Thai calendar Wikipedia disambiguation page

In Thailand, two main calendar systems are used alongside each other: the Thai solar calendar, based on the Gregorian calendar, used for official and most day-to-day purposes, and the Thai lunar calendar, used for traditional events and Buddhist religious practices.

Adoption of the Gregorian calendar

The adoption of the Gregorian Calendar was an event in the modern history of most nations and societies, marking a change from their traditional dating system to the modern dating system that is widely used around the world today. Some countries adopted the new calendar from 1582, some did not do so before the early twentieth century, and others did so at various dates between; however a number continue to use a different civil calendar. For many the new style calendar is only used for civil purposes and the old style calendar remains used in religious contexts. Today, the Gregorian calendar is the world's most widely used civil calendar. During – and for some time after – the change between systems, it has been common to use the terms Old Style and New Style when giving dates, to indicate which calendar was used to reckon them.

References

  1. Sohn, Ho-min (2006). Korean Language in Culture and Society. University of Hawaii Press. 86. ISBN   9780824826949. ...Korean calendars Calendars were adopted from China...
  2. Reingold, Edward (2008). Calendrical Calculations. Cambridge University Press. 269. ISBN   9780521885409. ... Korea used the Chinese calendar for ...
  3. Korean Holidays Archived 2012-07-13 at the Wayback Machine
  4. "한국 설날, 중국 설날 다른 해도 있다". joins.com. 1 February 2008. Archived from the original on 2 March 2018.
  5. Sohn, Ho-min (2006). "Korean Terms for Calendar and Horary Signs, Holidays and Seasons". Korean Language and Culture in Society.
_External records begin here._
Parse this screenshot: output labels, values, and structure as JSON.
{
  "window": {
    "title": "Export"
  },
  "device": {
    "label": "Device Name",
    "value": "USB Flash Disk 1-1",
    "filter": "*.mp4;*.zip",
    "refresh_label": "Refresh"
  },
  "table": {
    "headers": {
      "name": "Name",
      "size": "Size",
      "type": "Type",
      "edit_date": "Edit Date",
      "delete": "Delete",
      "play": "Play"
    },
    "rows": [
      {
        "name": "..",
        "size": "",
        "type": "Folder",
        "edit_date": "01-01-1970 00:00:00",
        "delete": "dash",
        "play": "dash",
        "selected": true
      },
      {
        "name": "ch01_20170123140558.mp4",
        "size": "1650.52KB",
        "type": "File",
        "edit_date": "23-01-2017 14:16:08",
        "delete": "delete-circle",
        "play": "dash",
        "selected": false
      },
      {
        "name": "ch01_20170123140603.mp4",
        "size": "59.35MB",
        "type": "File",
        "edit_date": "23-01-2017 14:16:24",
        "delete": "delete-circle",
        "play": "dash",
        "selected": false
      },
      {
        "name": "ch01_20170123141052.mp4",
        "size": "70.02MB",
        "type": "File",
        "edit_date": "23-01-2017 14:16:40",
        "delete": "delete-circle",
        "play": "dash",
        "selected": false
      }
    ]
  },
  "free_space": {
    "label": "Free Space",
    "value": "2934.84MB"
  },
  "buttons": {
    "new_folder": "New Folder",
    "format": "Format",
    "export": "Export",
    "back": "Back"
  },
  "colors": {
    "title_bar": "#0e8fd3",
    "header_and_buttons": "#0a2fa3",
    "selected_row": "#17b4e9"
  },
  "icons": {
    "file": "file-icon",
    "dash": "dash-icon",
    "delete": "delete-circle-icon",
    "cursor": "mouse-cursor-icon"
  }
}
University of Hawaii Press. p. 91–92. ISBN   9780824826949.